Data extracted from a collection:
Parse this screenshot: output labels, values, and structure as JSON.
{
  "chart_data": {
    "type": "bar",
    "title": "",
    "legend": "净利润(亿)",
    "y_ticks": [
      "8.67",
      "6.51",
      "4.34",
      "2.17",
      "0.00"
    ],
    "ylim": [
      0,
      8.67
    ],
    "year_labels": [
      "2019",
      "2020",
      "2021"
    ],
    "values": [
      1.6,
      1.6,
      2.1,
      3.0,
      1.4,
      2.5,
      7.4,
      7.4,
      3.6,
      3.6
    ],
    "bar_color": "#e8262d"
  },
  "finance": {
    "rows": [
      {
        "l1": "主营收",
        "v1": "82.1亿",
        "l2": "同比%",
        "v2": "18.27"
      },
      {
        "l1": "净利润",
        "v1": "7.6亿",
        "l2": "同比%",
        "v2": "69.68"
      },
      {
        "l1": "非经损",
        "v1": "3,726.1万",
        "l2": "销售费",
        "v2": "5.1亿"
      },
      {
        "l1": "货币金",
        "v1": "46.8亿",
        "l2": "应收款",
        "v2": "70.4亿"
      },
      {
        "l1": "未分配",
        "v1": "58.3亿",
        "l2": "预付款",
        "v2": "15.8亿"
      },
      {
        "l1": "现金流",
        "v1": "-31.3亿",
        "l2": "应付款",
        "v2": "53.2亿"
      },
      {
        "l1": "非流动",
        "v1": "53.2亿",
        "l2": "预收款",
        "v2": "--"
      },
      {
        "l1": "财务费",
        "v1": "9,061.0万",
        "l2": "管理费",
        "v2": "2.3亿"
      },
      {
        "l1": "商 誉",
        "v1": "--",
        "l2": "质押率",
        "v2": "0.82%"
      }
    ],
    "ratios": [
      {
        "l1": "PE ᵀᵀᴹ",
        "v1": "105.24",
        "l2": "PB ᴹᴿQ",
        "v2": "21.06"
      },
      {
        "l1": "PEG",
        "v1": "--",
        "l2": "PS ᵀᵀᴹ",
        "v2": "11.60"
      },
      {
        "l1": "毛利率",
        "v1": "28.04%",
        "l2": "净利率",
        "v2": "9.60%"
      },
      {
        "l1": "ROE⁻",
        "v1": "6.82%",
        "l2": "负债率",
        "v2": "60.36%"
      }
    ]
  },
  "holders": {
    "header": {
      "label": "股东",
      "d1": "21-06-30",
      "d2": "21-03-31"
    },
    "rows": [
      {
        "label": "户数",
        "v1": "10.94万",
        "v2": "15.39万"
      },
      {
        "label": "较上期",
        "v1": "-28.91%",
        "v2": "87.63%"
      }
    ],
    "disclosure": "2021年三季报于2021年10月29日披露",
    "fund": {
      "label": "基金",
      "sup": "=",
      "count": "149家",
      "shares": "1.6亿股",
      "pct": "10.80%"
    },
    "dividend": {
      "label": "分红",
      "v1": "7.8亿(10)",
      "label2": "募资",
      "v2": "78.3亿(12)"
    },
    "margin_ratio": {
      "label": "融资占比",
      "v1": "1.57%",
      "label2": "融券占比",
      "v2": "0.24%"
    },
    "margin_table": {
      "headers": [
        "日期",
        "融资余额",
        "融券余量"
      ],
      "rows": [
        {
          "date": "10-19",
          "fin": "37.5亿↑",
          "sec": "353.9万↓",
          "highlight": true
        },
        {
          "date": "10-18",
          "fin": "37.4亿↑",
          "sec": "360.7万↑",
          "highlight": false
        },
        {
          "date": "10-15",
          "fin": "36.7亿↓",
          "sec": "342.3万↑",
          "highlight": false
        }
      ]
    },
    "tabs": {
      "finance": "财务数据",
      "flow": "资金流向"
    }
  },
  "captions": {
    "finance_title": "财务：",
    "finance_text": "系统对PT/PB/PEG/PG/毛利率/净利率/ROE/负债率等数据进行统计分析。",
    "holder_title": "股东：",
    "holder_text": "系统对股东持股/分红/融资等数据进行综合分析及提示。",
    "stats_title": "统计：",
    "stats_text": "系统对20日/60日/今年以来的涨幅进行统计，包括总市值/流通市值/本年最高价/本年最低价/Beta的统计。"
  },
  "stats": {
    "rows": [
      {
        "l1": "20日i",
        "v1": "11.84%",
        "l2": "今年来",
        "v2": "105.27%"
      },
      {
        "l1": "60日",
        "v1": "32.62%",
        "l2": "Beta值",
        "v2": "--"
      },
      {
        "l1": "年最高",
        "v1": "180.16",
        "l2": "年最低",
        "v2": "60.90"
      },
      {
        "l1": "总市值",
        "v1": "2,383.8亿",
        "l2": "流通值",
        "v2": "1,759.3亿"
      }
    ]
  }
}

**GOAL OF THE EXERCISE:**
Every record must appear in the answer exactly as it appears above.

**TASK SOLUTION:**
Parse this screenshot: output labels, values, and structure as JSON.
{
  "chart_data": {
    "type": "bar",
    "title": "",
    "legend": "净利润(亿)",
    "y_ticks": [
      "8.67",
      "6.51",
      "4.34",
      "2.17",
      "0.00"
    ],
    "ylim": [
      0,
      8.67
    ],
    "year_labels": [
      "2019",
      "2020",
      "2021"
    ],
    "values": [
      1.6,
      1.6,
      2.1,
      3.0,
      1.4,
      2.5,
      7.4,
      7.4,
      3.6,
      3.6
    ],
    "bar_color": "#e8262d"
  },
  "finance": {
    "rows": [
      {
        "l1": "主营收",
        "v1": "82.1亿",
        "l2": "同比%",
        "v2": "18.27"
      },
      {
        "l1": "净利润",
        "v1": "7.6亿",
        "l2": "同比%",
        "v2": "69.68"
      },
      {
        "l1": "非经损",
        "v1": "3,726.1万",
        "l2": "销售费",
        "v2": "5.1亿"
      },
      {
        "l1": "货币金",
        "v1": "46.8亿",
        "l2": "应收款",
        "v2": "70.4亿"
      },
      {
        "l1": "未分配",
        "v1": "58.3亿",
        "l2": "预付款",
        "v2": "15.8亿"
      },
      {
        "l1": "现金流",
        "v1": "-31.3亿",
        "l2": "应付款",
        "v2": "53.2亿"
      },
      {
        "l1": "非流动",
        "v1": "53.2亿",
        "l2": "预收款",
        "v2": "--"
      },
      {
        "l1": "财务费",
        "v1": "9,061.0万",
        "l2": "管理费",
        "v2": "2.3亿"
      },
      {
        "l1": "商 誉",
        "v1": "--",
        "l2": "质押率",
        "v2": "0.82%"
      }
    ],
    "ratios": [
      {
        "l1": "PE ᵀᵀᴹ",
        "v1": "105.24",
        "l2": "PB ᴹᴿQ",
        "v2": "21.06"
      },
      {
        "l1": "PEG",
        "v1": "--",
        "l2": "PS ᵀᵀᴹ",
        "v2": "11.60"
      },
      {
        "l1": "毛利率",
        "v1": "28.04%",
        "l2": "净利率",
        "v2": "9.60%"
      },
      {
        "l1": "ROE⁻",
        "v1": "6.82%",
        "l2": "负债率",
        "v2": "60.36%"
      }
    ]
  },
  "holders": {
    "header": {
      "label": "股东",
      "d1": "21-06-30",
      "d2": "21-03-31"
    },
    "rows": [
      {
        "label": "户数",
        "v1": "10.94万",
        "v2": "15.39万"
      },
      {
        "label": "较上期",
        "v1": "-28.91%",
        "v2": "87.63%"
      }
    ],
    "disclosure": "2021年三季报于2021年10月29日披露",
    "fund": {
      "label": "基金",
      "sup": "=",
      "count": "149家",
      "shares": "1.6亿股",
      "pct": "10.80%"
    },
    "dividend": {
      "label": "分红",
      "v1": "7.8亿(10)",
      "label2": "募资",
      "v2": "78.3亿(12)"
    },
    "margin_ratio": {
      "label": "融资占比",
      "v1": "1.57%",
      "label2": "融券占比",
      "v2": "0.24%"
    },
    "margin_table": {
      "headers": [
        "日期",
        "融资余额",
        "融券余量"
      ],
      "rows": [
        {
          "date": "10-19",
          "fin": "37.5亿↑",
          "sec": "353.9万↓",
          "highlight": true
        },
        {
          "date": "10-18",
          "fin": "37.4亿↑",
          "sec": "360.7万↑",
          "highlight": false
        },
        {
          "date": "10-15",
          "fin": "36.7亿↓",
          "sec": "342.3万↑",
          "highlight": false
        }
      ]
    },
    "tabs": {
      "finance": "财务数据",
      "flow": "资金流向"
    }
  },
  "captions": {
    "finance_title": "财务：",
    "finance_text": "系统对PT/PB/PEG/PG/毛利率/净利率/ROE/负债率等数据进行统计分析。",
    "holder_title": "股东：",
    "holder_text": "系统对股东持股/分红/融资等数据进行综合分析及提示。",
    "stats_title": "统计：",
    "stats_text": "系统对20日/60日/今年以来的涨幅进行统计，包括总市值/流通市值/本年最高价/本年最低价/Beta的统计。"
  },
  "stats": {
    "rows": [
      {
        "l1": "20日i",
        "v1": "11.84%",
        "l2": "今年来",
        "v2": "105.27%"
      },
      {
        "l1": "60日",
        "v1": "32.62%",
        "l2": "Beta值",
        "v2": "--"
      },
      {
        "l1": "年最高",
        "v1": "180.16",
        "l2": "年最低",
        "v2": "60.90"
      },
      {
        "l1": "总市值",
        "v1": "2,383.8亿",
        "l2": "流通值",
        "v2": "1,759.3亿"
      }
    ]
  }
}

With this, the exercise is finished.